• [Dataset rows describing interfaces]
════
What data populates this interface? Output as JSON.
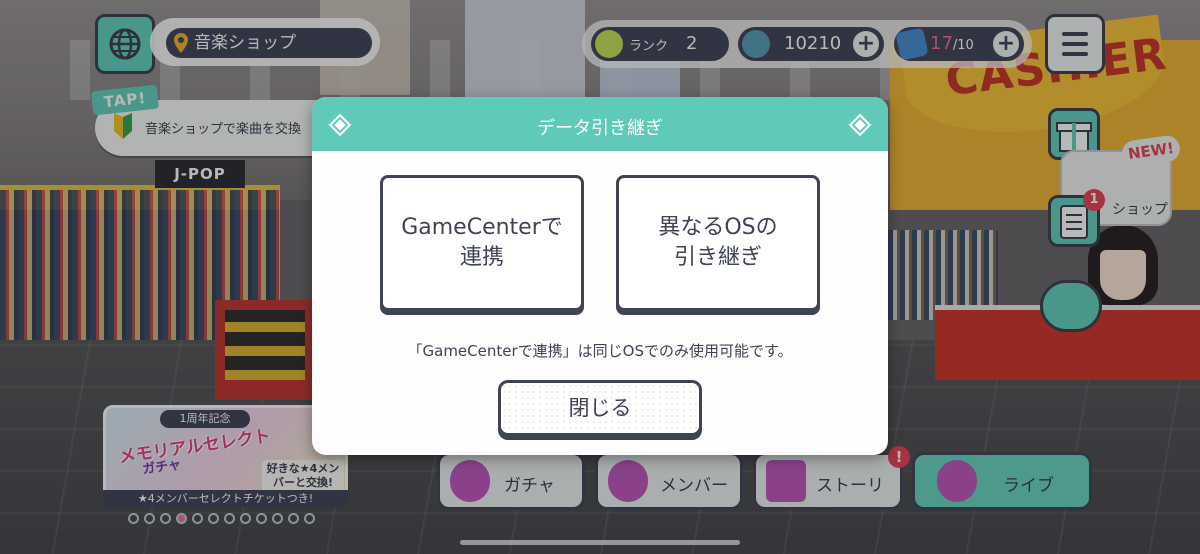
{
  "location": {
    "name": "音楽ショップ"
  },
  "tap_hint": {
    "badge": "TAP!",
    "text": "音楽ショップで楽曲を交換"
  },
  "status": {
    "rank_label": "ランク",
    "rank_value": "2",
    "gems": "10210",
    "stamina_current": "17",
    "stamina_max": "/10",
    "plus": "+"
  },
  "side": {
    "shop_label": "ショップ",
    "new_badge": "NEW!",
    "list_notification": "1"
  },
  "background": {
    "jpop_sign": "J-POP",
    "cashier_sign": "CASHIER"
  },
  "modal": {
    "title": "データ引き継ぎ",
    "option_gamecenter": "GameCenterで\n連携",
    "option_other_os": "異なるOSの\n引き継ぎ",
    "note": "「GameCenterで連携」は同じOSでのみ使用可能です。",
    "close_label": "閉じる"
  },
  "event_banner": {
    "anniversary": "1周年記念",
    "title": "メモリアルセレクト",
    "subtitle": "ガチャ",
    "side_text": "好きな★4メンバーと交換!",
    "footer": "★4メンバーセレクトチケットつき!",
    "page_count": 12,
    "active_page": 4
  },
  "nav": {
    "gacha": "ガチャ",
    "member": "メンバー",
    "story": "ストーリー",
    "live": "ライブ",
    "story_alert": "!"
  },
  "colors": {
    "accent": "#5fcab8",
    "dark": "#3e4454",
    "alert": "#e5485e",
    "stamina": "#f26ea0"
  }
}
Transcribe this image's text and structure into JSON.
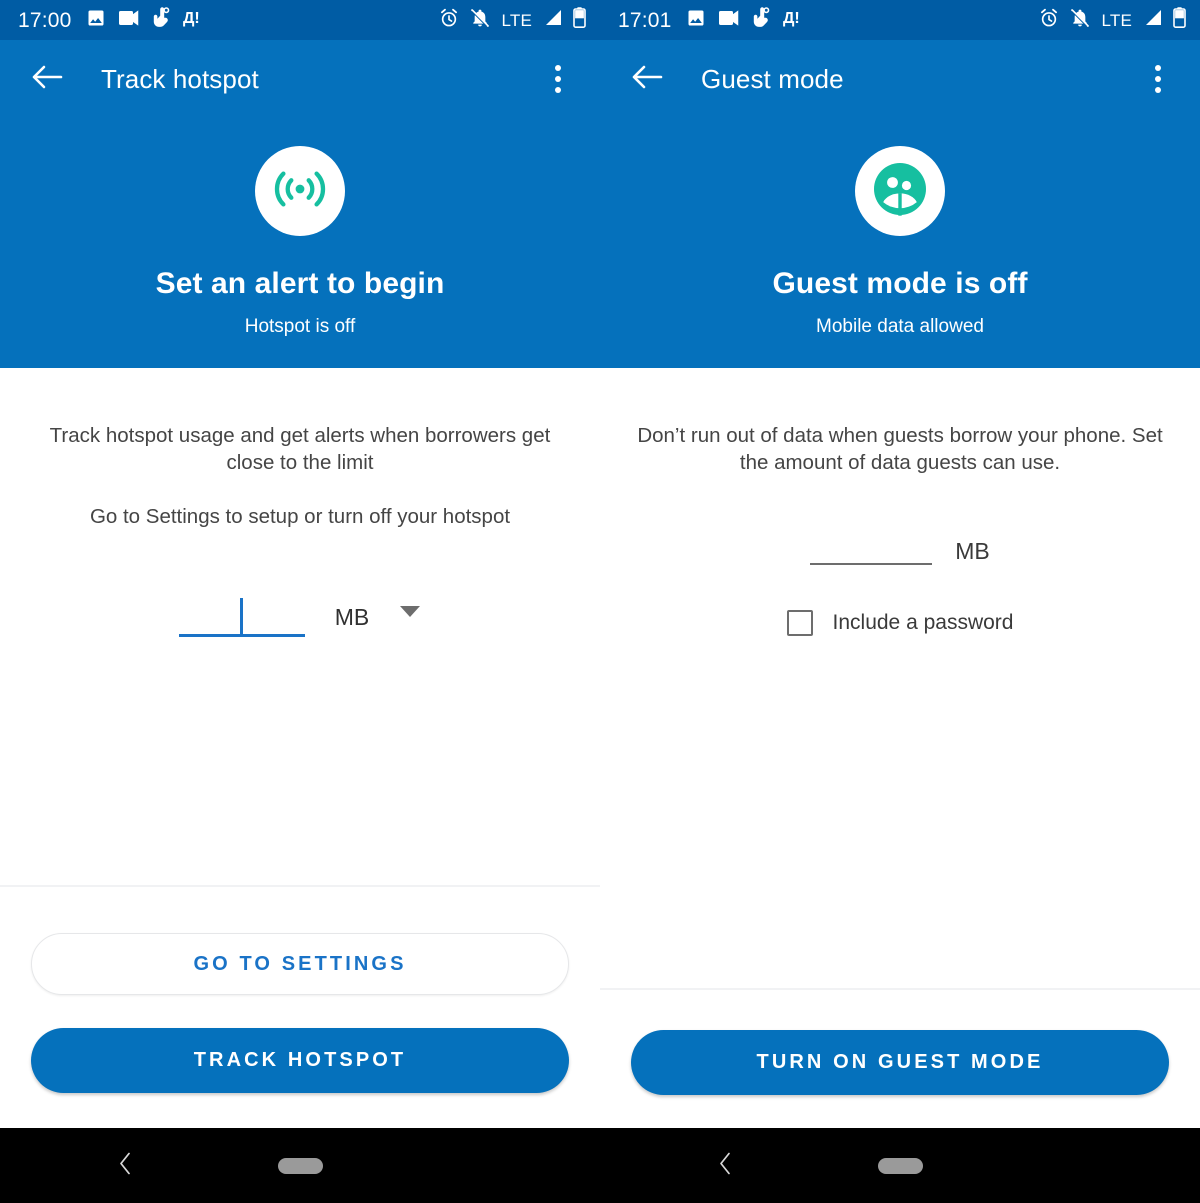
{
  "left": {
    "status": {
      "time": "17:00",
      "left_icons": [
        "image-icon",
        "videocam-icon",
        "vibrate-hand-icon",
        "cyrillic-d-alert-icon"
      ],
      "right_icons": [
        "alarm-icon",
        "notifications-off-icon",
        "signal-icon",
        "battery-icon"
      ],
      "network": "LTE"
    },
    "appbar": {
      "back": "back-arrow-icon",
      "title": "Track hotspot",
      "overflow": "more-vert-icon"
    },
    "hero": {
      "icon": "hotspot-broadcast-icon",
      "title": "Set an alert to begin",
      "subtitle": "Hotspot is off"
    },
    "body": {
      "desc1": "Track hotspot usage and get alerts when borrowers get close to the limit",
      "desc2": "Go to Settings to setup or turn off your hotspot",
      "amount_value": "",
      "amount_placeholder": "",
      "unit": "MB",
      "unit_dropdown": "chevron-down-icon"
    },
    "buttons": {
      "secondary": "GO TO SETTINGS",
      "primary": "TRACK HOTSPOT"
    }
  },
  "right": {
    "status": {
      "time": "17:01",
      "left_icons": [
        "image-icon",
        "videocam-icon",
        "vibrate-hand-icon",
        "cyrillic-d-alert-icon"
      ],
      "right_icons": [
        "alarm-icon",
        "notifications-off-icon",
        "signal-icon",
        "battery-icon"
      ],
      "network": "LTE"
    },
    "appbar": {
      "back": "back-arrow-icon",
      "title": "Guest mode",
      "overflow": "more-vert-icon"
    },
    "hero": {
      "icon": "guest-people-icon",
      "title": "Guest mode is off",
      "subtitle": "Mobile data allowed"
    },
    "body": {
      "desc1": "Don’t run out of data when guests borrow your phone. Set the amount of data guests can use.",
      "amount_value": "",
      "unit": "MB",
      "checkbox_label": "Include a password",
      "checkbox_checked": false
    },
    "buttons": {
      "primary": "TURN ON GUEST MODE"
    }
  },
  "nav": {
    "back": "nav-back-icon",
    "home": "nav-home-pill"
  },
  "colors": {
    "status_bar": "#005ca4",
    "app_bar": "#0571bc",
    "accent_teal": "#16bfa0",
    "primary_blue": "#0571bc",
    "link_blue": "#1a73c7",
    "body_text": "#454545"
  }
}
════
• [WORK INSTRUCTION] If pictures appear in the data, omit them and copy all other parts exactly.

• [COMPLETED EXERCISE]
What data populates this interface? Output as JSON.
{
  "location": {
    "name": "音楽ショップ"
  },
  "tap_hint": {
    "badge": "TAP!",
    "text": "音楽ショップで楽曲を交換"
  },
  "status": {
    "rank_label": "ランク",
    "rank_value": "2",
    "gems": "10210",
    "stamina_current": "17",
    "stamina_max": "/10",
    "plus": "+"
  },
  "side": {
    "shop_label": "ショップ",
    "new_badge": "NEW!",
    "list_notification": "1"
  },
  "background": {
    "jpop_sign": "J-POP",
    "cashier_sign": "CASHIER"
  },
  "modal": {
    "title": "データ引き継ぎ",
    "option_gamecenter": "GameCenterで\n連携",
    "option_other_os": "異なるOSの\n引き継ぎ",
    "note": "「GameCenterで連携」は同じOSでのみ使用可能です。",
    "close_label": "閉じる"
  },
  "event_banner": {
    "anniversary": "1周年記念",
    "title": "メモリアルセレクト",
    "subtitle": "ガチャ",
    "side_text": "好きな★4メンバーと交換!",
    "footer": "★4メンバーセレクトチケットつき!",
    "page_count": 12,
    "active_page": 4
  },
  "nav": {
    "gacha": "ガチャ",
    "member": "メンバー",
    "story": "ストーリー",
    "live": "ライブ",
    "story_alert": "!"
  },
  "colors": {
    "accent": "#5fcab8",
    "dark": "#3e4454",
    "alert": "#e5485e",
    "stamina": "#f26ea0"
  }
}
Transcribe this image's text and structure into JSON.
{
  "left": {
    "status": {
      "time": "17:00",
      "left_icons": [
        "image-icon",
        "videocam-icon",
        "vibrate-hand-icon",
        "cyrillic-d-alert-icon"
      ],
      "right_icons": [
        "alarm-icon",
        "notifications-off-icon",
        "signal-icon",
        "battery-icon"
      ],
      "network": "LTE"
    },
    "appbar": {
      "back": "back-arrow-icon",
      "title": "Track hotspot",
      "overflow": "more-vert-icon"
    },
    "hero": {
      "icon": "hotspot-broadcast-icon",
      "title": "Set an alert to begin",
      "subtitle": "Hotspot is off"
    },
    "body": {
      "desc1": "Track hotspot usage and get alerts when borrowers get close to the limit",
      "desc2": "Go to Settings to setup or turn off your hotspot",
      "amount_value": "",
      "amount_placeholder": "",
      "unit": "MB",
      "unit_dropdown": "chevron-down-icon"
    },
    "buttons": {
      "secondary": "GO TO SETTINGS",
      "primary": "TRACK HOTSPOT"
    }
  },
  "right": {
    "status": {
      "time": "17:01",
      "left_icons": [
        "image-icon",
        "videocam-icon",
        "vibrate-hand-icon",
        "cyrillic-d-alert-icon"
      ],
      "right_icons": [
        "alarm-icon",
        "notifications-off-icon",
        "signal-icon",
        "battery-icon"
      ],
      "network": "LTE"
    },
    "appbar": {
      "back": "back-arrow-icon",
      "title": "Guest mode",
      "overflow": "more-vert-icon"
    },
    "hero": {
      "icon": "guest-people-icon",
      "title": "Guest mode is off",
      "subtitle": "Mobile data allowed"
    },
    "body": {
      "desc1": "Don’t run out of data when guests borrow your phone. Set the amount of data guests can use.",
      "amount_value": "",
      "unit": "MB",
      "checkbox_label": "Include a password",
      "checkbox_checked": false
    },
    "buttons": {
      "primary": "TURN ON GUEST MODE"
    }
  },
  "nav": {
    "back": "nav-back-icon",
    "home": "nav-home-pill"
  },
  "colors": {
    "status_bar": "#005ca4",
    "app_bar": "#0571bc",
    "accent_teal": "#16bfa0",
    "primary_blue": "#0571bc",
    "link_blue": "#1a73c7",
    "body_text": "#454545"
  }
}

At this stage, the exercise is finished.